Considering the legendary memory of elephants, Sri Lanka's navy may have made a lifelong friend this week. On July 11, naval divers and wildlife officials spent 12 hours rescuing a wild Asian elephant that had been swept about 9 miles out to sea.
It's unclear how exactly the elephant wound up so far from shore, but the navy suspects a strong current carried it there from somewhere near the coastal town of Kokkilai. It might have been swept up while trying to reach a patch of forest by crossing the Kokkilai Lagoon, an estuary that connects to the Bay of Bengal.
"They usually wade through shallow waters or even swim across to take a shortcut," navy spokesman Chaminda Walakuluge tells the AFP.
The situation was discovered by a naval speedboat on routine patrol, prompting the navy to send out another patrol boat and a team of divers. As the scope of the task became clear, two more vessels from the Rapid Action Boat Squadron joined in, along with a team from Sri Lanka's Department of Wildlife Conservation.
The divers were advised by wildlife officials on the scene, whose guidance "became extremely vital in the rescue mission," the navy reports. Although the distressed elephant was still swimming and snorkeling with its trunk when rescuers arrived (see the video below), they doubted it could reach land on its own. It seemed hesitant at first, but the divers eventually corralled it with rope and towed it back to shore.
By the time they got there, the rescue had taken 12 exhausting hours, but the elephant was OK. The navy helped guide it to the Yan Oya area in Pulmoddai, where it was handed over to wildlife officials. According to Sri Lanka's Hiru News, wildlife officials then released the elephant into the nearby jungle.
The elephant in the flume
They may look awkward in water, but elephants are actually excellent swimmers. They're known to readily cross rivers, or even shallow stretches of ocean when they feel it's worth the trouble. They often use their trunk as a natural snorkel, and the ancestors of this elephant may have even colonized Sri Lanka by swimming over from the mainland. Still, the ocean is known for throwing curveballs, and as one conservationist tells the Guardian, this elephant was likely running on empty.
"They can't keep swimming for long because they burn a lot of energy," says Avinash Krishnan of the conservation group A Rocha. "And the salt water isn't good for their skin, so in this case, the situation probably warranted human intervention."

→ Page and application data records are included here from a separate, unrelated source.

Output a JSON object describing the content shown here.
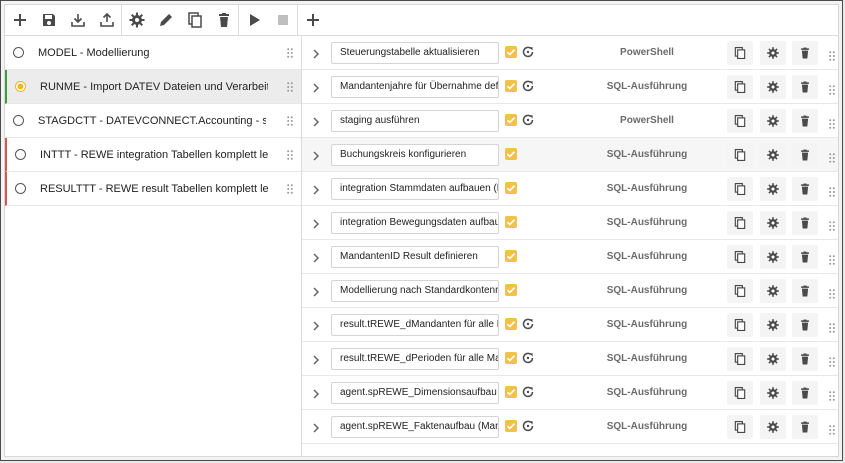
{
  "toolbar": {
    "buttons": [
      {
        "name": "add-icon",
        "icon": "plus"
      },
      {
        "name": "save-icon",
        "icon": "floppy"
      },
      {
        "name": "download-icon",
        "icon": "download"
      },
      {
        "name": "upload-icon",
        "icon": "upload"
      },
      {
        "name": "settings-icon",
        "icon": "gear"
      },
      {
        "name": "edit-icon",
        "icon": "pencil"
      },
      {
        "name": "copy-icon",
        "icon": "copy"
      },
      {
        "name": "delete-icon",
        "icon": "trash"
      },
      {
        "name": "run-icon",
        "icon": "play"
      },
      {
        "name": "stop-icon",
        "icon": "stop"
      },
      {
        "name": "add-step-icon",
        "icon": "plus"
      }
    ]
  },
  "jobs": [
    {
      "label": "MODEL - Modellierung",
      "active": false,
      "mark": ""
    },
    {
      "label": "RUNME - Import DATEV Dateien und Verarbeitung",
      "active": true,
      "mark": "green"
    },
    {
      "label": "STAGDCTT - DATEVCONNECT.Accounting - staging",
      "active": false,
      "mark": ""
    },
    {
      "label": "INTTT - REWE integration Tabellen komplett leeren",
      "active": false,
      "mark": "red"
    },
    {
      "label": "RESULTTT - REWE result Tabellen komplett leeren",
      "active": false,
      "mark": "red"
    }
  ],
  "steps": [
    {
      "name": "Steuerungstabelle aktualisieren",
      "type": "PowerShell",
      "refresh": true
    },
    {
      "name": "Mandantenjahre für Übernahme definieren",
      "type": "SQL-Ausführung",
      "refresh": true
    },
    {
      "name": "staging ausführen",
      "type": "PowerShell",
      "refresh": true
    },
    {
      "name": "Buchungskreis konfigurieren",
      "type": "SQL-Ausführung",
      "refresh": false
    },
    {
      "name": "integration Stammdaten aufbauen (Mandant)",
      "type": "SQL-Ausführung",
      "refresh": false
    },
    {
      "name": "integration Bewegungsdaten aufbauen",
      "type": "SQL-Ausführung",
      "refresh": false
    },
    {
      "name": "MandantenID Result definieren",
      "type": "SQL-Ausführung",
      "refresh": false
    },
    {
      "name": "Modellierung nach Standardkontenrahmen",
      "type": "SQL-Ausführung",
      "refresh": false
    },
    {
      "name": "result.tREWE_dMandanten für alle Mandanten",
      "type": "SQL-Ausführung",
      "refresh": true
    },
    {
      "name": "result.tREWE_dPerioden für alle Mandanten",
      "type": "SQL-Ausführung",
      "refresh": true
    },
    {
      "name": "agent.spREWE_Dimensionsaufbau (Mandant)",
      "type": "SQL-Ausführung",
      "refresh": true
    },
    {
      "name": "agent.spREWE_Faktenaufbau (Mandant)",
      "type": "SQL-Ausführung",
      "refresh": true
    }
  ],
  "colors": {
    "accent": "#f0c24b",
    "active_mark": "#3a9d3a",
    "error_mark": "#d9534f",
    "icon": "#4a4a4a"
  }
}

Asian elephants are listed as an endangered species by the International Union for Conservation of Nature (IUCN), mainly due to habitat loss, fragmentation and degradation. The species was once widespread in Sri Lanka, according to the IUCN, but is now limited to the island's dry zone, and "continues to lose range to development activities throughout the island."

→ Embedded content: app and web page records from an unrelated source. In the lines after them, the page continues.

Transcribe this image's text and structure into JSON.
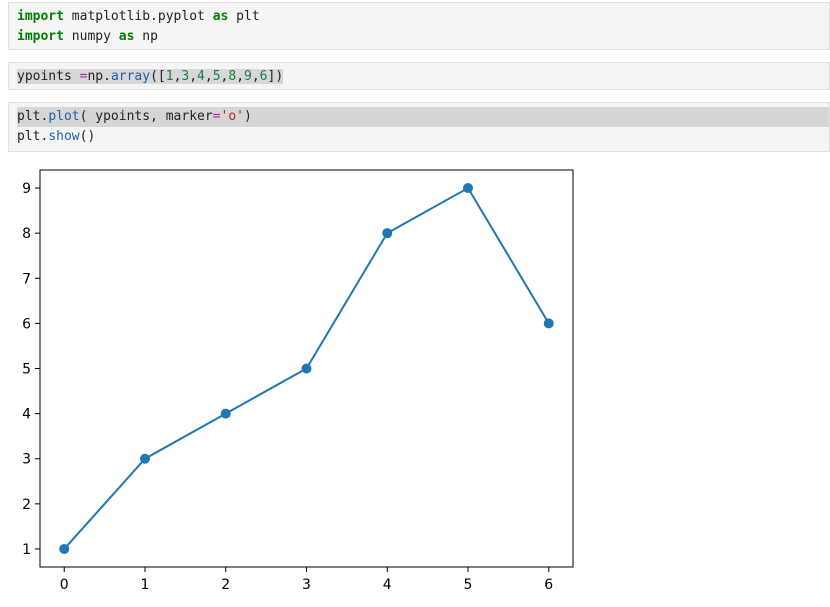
{
  "cells": [
    {
      "lines": [
        [
          {
            "t": "import",
            "c": "kw"
          },
          {
            "t": " matplotlib.pyplot ",
            "c": ""
          },
          {
            "t": "as",
            "c": "kw"
          },
          {
            "t": " plt",
            "c": ""
          }
        ],
        [
          {
            "t": "import",
            "c": "kw"
          },
          {
            "t": " numpy ",
            "c": ""
          },
          {
            "t": "as",
            "c": "kw"
          },
          {
            "t": " np",
            "c": ""
          }
        ]
      ]
    },
    {
      "lines": [
        [
          {
            "t": "ypoints ",
            "c": ""
          },
          {
            "t": "=",
            "c": "op"
          },
          {
            "t": "np.",
            "c": ""
          },
          {
            "t": "array",
            "c": "fn"
          },
          {
            "t": "([",
            "c": "br"
          },
          {
            "t": "1",
            "c": "num"
          },
          {
            "t": ",",
            "c": ""
          },
          {
            "t": "3",
            "c": "num"
          },
          {
            "t": ",",
            "c": ""
          },
          {
            "t": "4",
            "c": "num"
          },
          {
            "t": ",",
            "c": ""
          },
          {
            "t": "5",
            "c": "num"
          },
          {
            "t": ",",
            "c": ""
          },
          {
            "t": "8",
            "c": "num"
          },
          {
            "t": ",",
            "c": ""
          },
          {
            "t": "9",
            "c": "num"
          },
          {
            "t": ",",
            "c": ""
          },
          {
            "t": "6",
            "c": "num"
          },
          {
            "t": "])",
            "c": "br"
          }
        ]
      ]
    },
    {
      "lines": [
        [
          {
            "t": "plt.",
            "c": ""
          },
          {
            "t": "plot",
            "c": "fn"
          },
          {
            "t": "( ypoints, marker",
            "c": ""
          },
          {
            "t": "=",
            "c": "op"
          },
          {
            "t": "'o'",
            "c": "str"
          },
          {
            "t": ")",
            "c": ""
          }
        ],
        [
          {
            "t": "plt.",
            "c": ""
          },
          {
            "t": "show",
            "c": "fn"
          },
          {
            "t": "()",
            "c": ""
          }
        ]
      ]
    }
  ],
  "chart_data": {
    "type": "line",
    "x": [
      0,
      1,
      2,
      3,
      4,
      5,
      6
    ],
    "series": [
      {
        "values": [
          1,
          3,
          4,
          5,
          8,
          9,
          6
        ],
        "color": "#1f77b4",
        "marker": "o"
      }
    ],
    "xticks": [
      "0",
      "1",
      "2",
      "3",
      "4",
      "5",
      "6"
    ],
    "yticks": [
      "1",
      "2",
      "3",
      "4",
      "5",
      "6",
      "7",
      "8",
      "9"
    ],
    "xlim": [
      -0.3,
      6.3
    ],
    "ylim": [
      0.6,
      9.4
    ],
    "grid": false
  }
}
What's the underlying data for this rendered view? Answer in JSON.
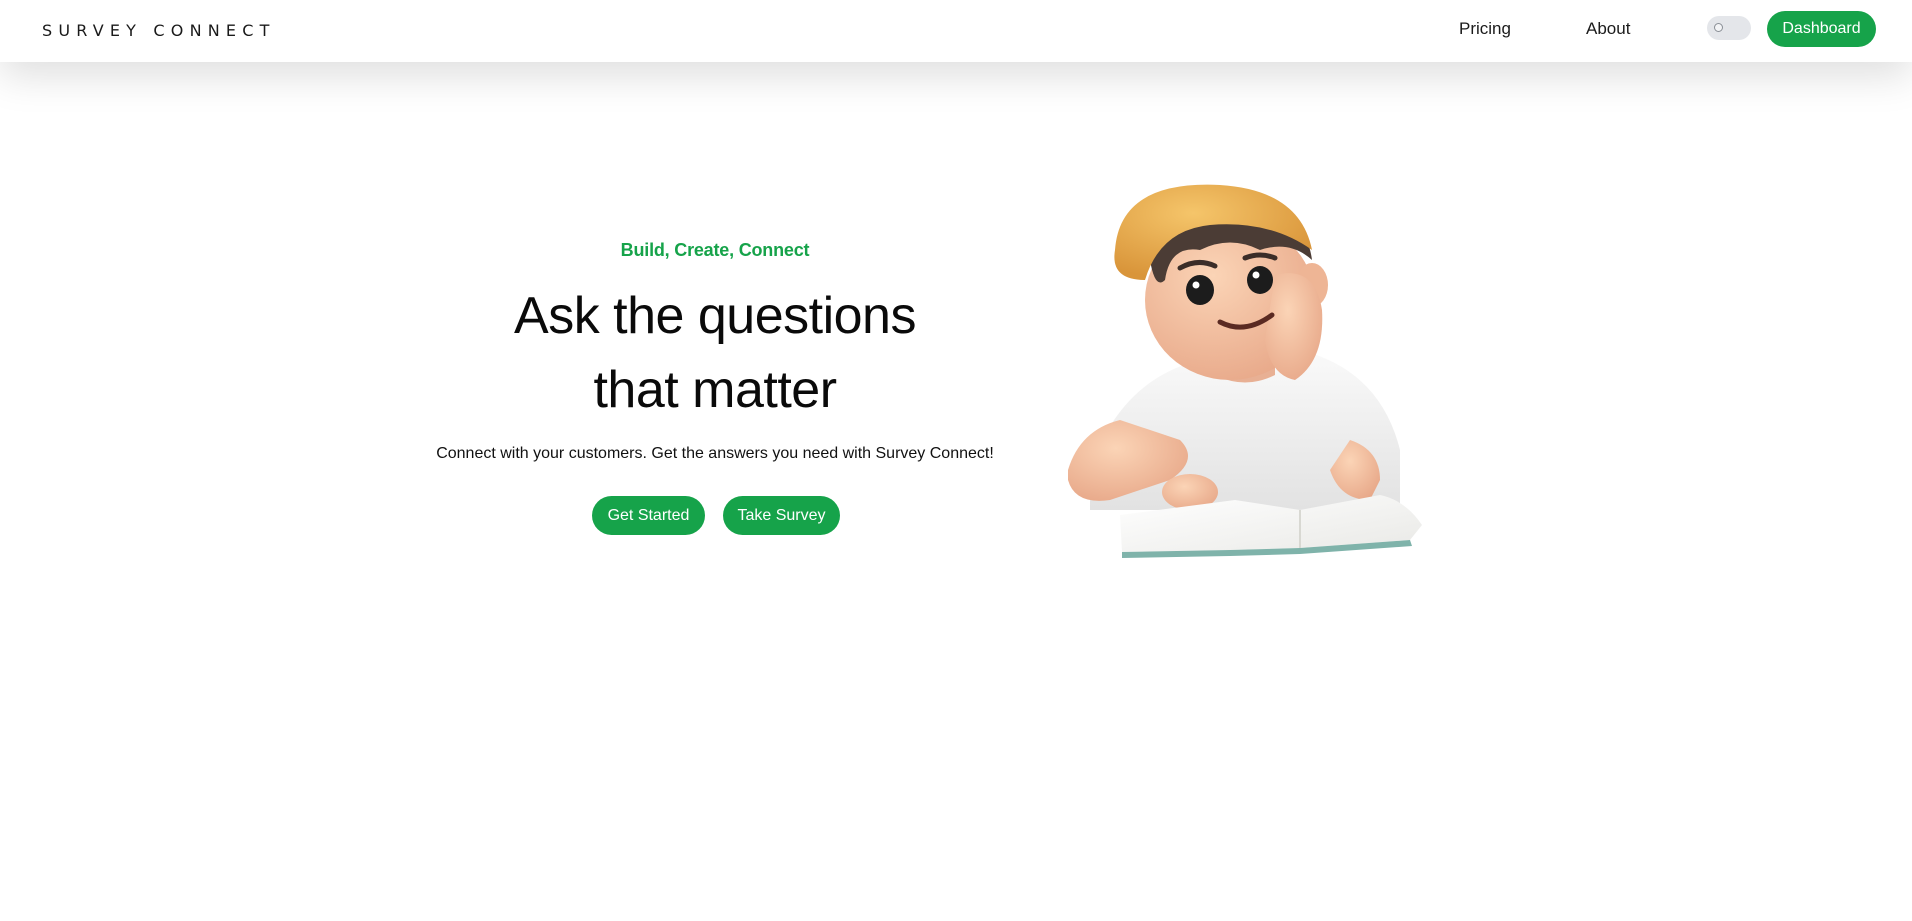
{
  "header": {
    "logo": "SURVEY CONNECT",
    "nav": {
      "pricing": "Pricing",
      "about": "About"
    },
    "theme_toggle_icon": "toggle-icon",
    "dashboard_button": "Dashboard"
  },
  "hero": {
    "tagline": "Build, Create, Connect",
    "headline_line1": "Ask the questions",
    "headline_line2": "that matter",
    "subtitle": "Connect with your customers. Get the answers you need with Survey Connect!",
    "buttons": {
      "get_started": "Get Started",
      "take_survey": "Take Survey"
    },
    "illustration": "boy-reading-book-illustration"
  },
  "colors": {
    "accent": "#16a34a",
    "text": "#111111",
    "background": "#ffffff"
  }
}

This particular elephant was lucky to be spotted by a patrol boat, and to receive so much help from people who could have just done nothing.
"It is a miraculous escape for the elephant," Walakuluge says.